The FTC has telegraphed what appears to be a now inevitable investigation into Twitter’s internal data processing practices as the company continues to lay off key staff and improvise new features. “No CEO or company is above the law,” the agency said in a statement — and if Elon Musk’s Twitter continues its current spree, they could violate the FTC’s order and face dire consequences.
To be clear, the FTC has not announced an investigation into Twitter, Elon Musk, or even whether they are collecting information in the service of such an investigation. It also couldn’t confirm that the investigation was underway. But circumstantial evidence, common sense and the ominous statement released today leave no doubt that the company is in the crosshairs of the agency.
As part of its regular oversight duties, the FTC investigates complaints from consumers, businesses, and anyone with a business sense about such things as deceptive advertising, breached privacy promises, unauthorized business arrangements, and so on. But in 2011, Twitter agreed to a consent decree with the regulator after it was found to have misused user data. It was also found to have done this again for years in an investigation that culminated in a $150 million settlement earlier this year, so this is no red tape.
This decree required Twitter to establish and maintain a program to ensure and regularly report that the new features do not further misrepresent “the extent to which it protects the security, privacy, confidentiality or integrity of non- maintains and protects public consumer information.” The revised order provides more oversight and gives the FTC more power, as Twitter apparently needed both a stick and a carrot.
The gist of this is that Twitter is already in the doghouse with the FTC, and it has specific and legally binding requirements regarding what it can and cannot do with data, and how it checks for compliance.
Around the time of the settlement, Elon Musk took the stage and now we all have… this. But last night’s news various data processing executives, no doubt important to follow the line with a vigilant supervisor, reportedly all left at once. Literally minutes after I wrote this paragraph, Yoel Roth, the company’s head of trust and security, was also due to leave.
This would be troubling for any company, at any time, under any level of federal oversight. But for Twitter, the outgoing chiefs might as well have hired a skywriter to spell “INVESTIGATE ME” in big letters above Twitter headquarters. (Of course, that could apply to any number of downtown San Francisco businesses, but right now there’s little doubt.)
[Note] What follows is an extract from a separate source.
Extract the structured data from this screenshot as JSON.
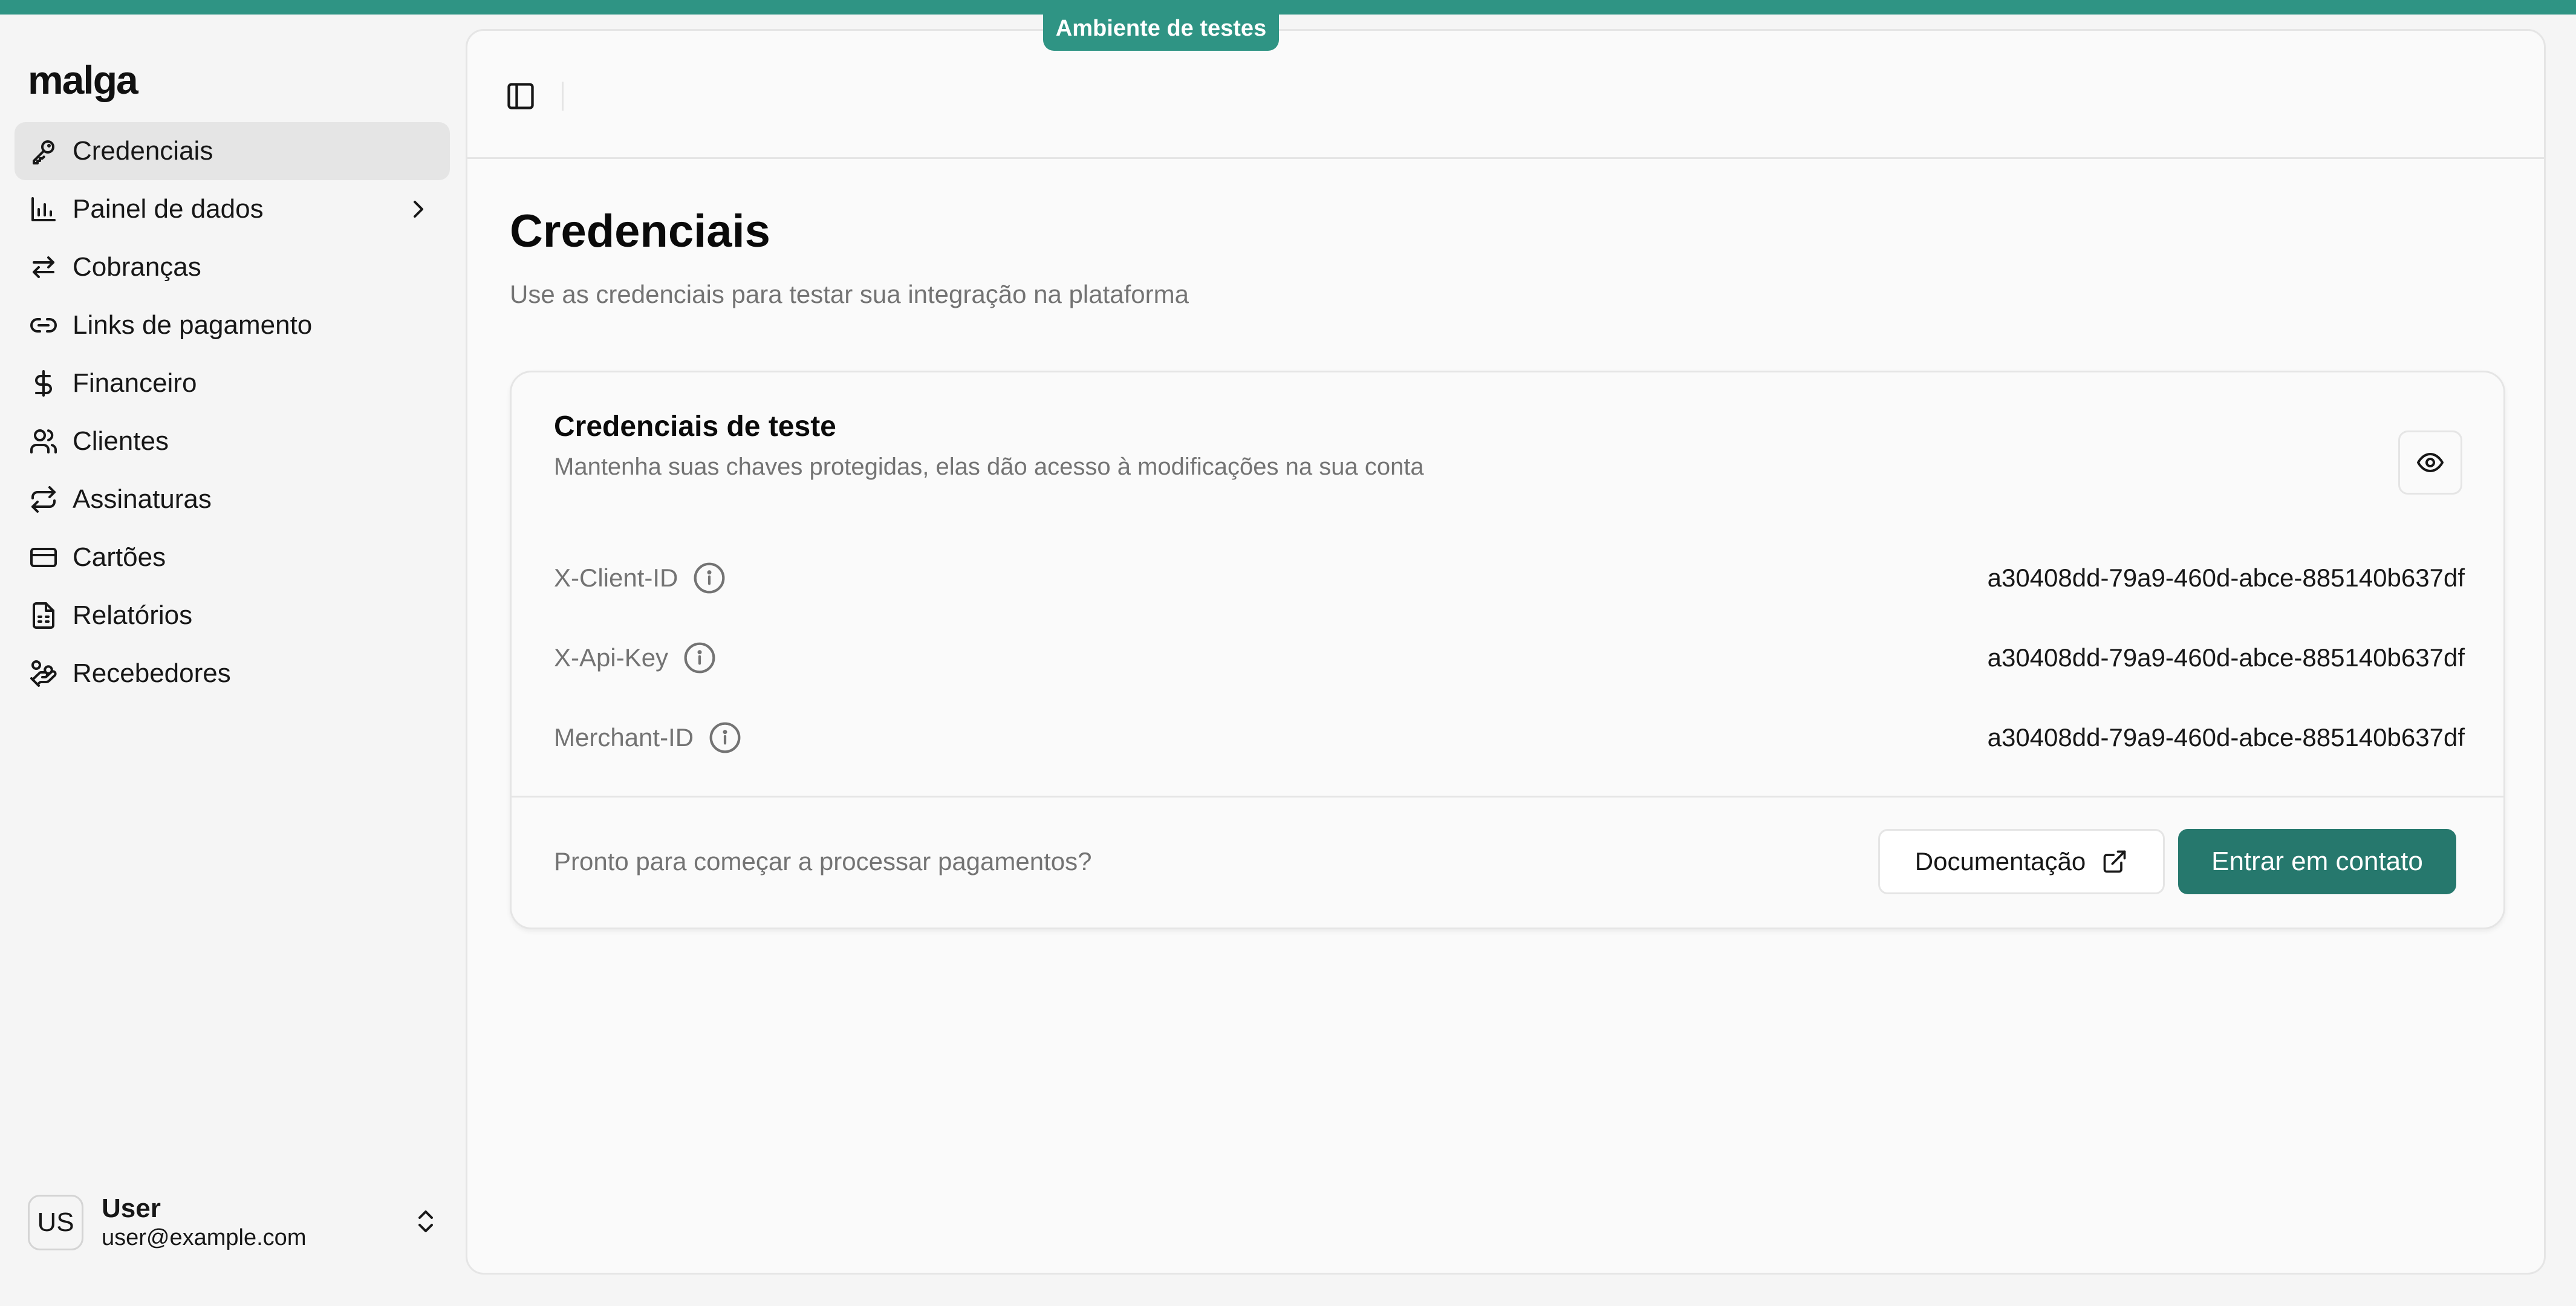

The amount of changes, new products, eliminations of various departments and processes (many of which had to do with privacy, fairness, data processing and other critical topics) does not mean that Twitter is necessarily in violation of the consent decree. But with things going as they are, it’s hard to imagine that it’s in agreement now, or that it is, will stay that way for long.
However, it is important to understand that the FTC is not like the FBI, kicking in doors and arranging evidence in damning dioramas. The FTC conducts its investigations privately and comprehensively – they cannot and will not publicize the fact that they are investigating a company for some violation until there is a legally binding consequence, such as a signed consent decree, a settlement or a decision to go through the Department. to be brought to justice by the judiciary.
While many expected the FTC led by tech skeptic and very smart person Lina Khan to be more proactive, what it can do is legally limited. It’s actually a little surprising that the agency got just as snappy as it did in the full statement:
We are following recent developments at Twitter with great concern. No CEO or company is above the law and companies must follow our consent decisions. Our revised consent brief gives us new tools to ensure compliance, and we are willing to use them.
While it stops by saying, “We’re sharpening our knives,” this statement nonetheless carries an equally strong implication that they’ll be calling Twitter as soon as possible. (A juicy tidbit discovered by Brian Fung from CNNwhile enticing, may involve ongoing discussions about the $150 million settlement, so don’t get too excited.)
If they decide to pursue an investigation, which would likely happen if there were any red flags at all, let alone so many, it will be done confidentially — but more importantly, it’s not secret.
That means that while the FTC’s policy is not to disclose or comment on an investigation, any company or individual under investigation can do so at any time if they wish. So if the FTC makes a formal request for certain information from Twitter, or fires its executives (current or former), they may decide to make that information public.
In fact, Twitter did this in late 2020, long before the settlement with the FTC was finalized. After all, you don’t want your investors to be the last to hear something like a $150 million indictment, even if you risk telling them you’re being discovered by astute journalists.
So if the FTC investigates Twitter, it’s much more likely we’ll hear about it from the company — in an investor filing or, more likely, from its careless and elaborate CEO at one of its increasingly frequent emergency meetings.
The state of chaos at Twitter makes the mundane comment that we don’t know what it will look like in six months is a gross understatement, meaning the entire company may have changed ownership or business model before the FTC does its (hypothetical) work. Still, that won’t take the swinging company off the hook. Twitter’s leadership, or what’s left of it, may want to prioritize survival and compliance from federal regulators before returning to the now regularly scheduled chaos.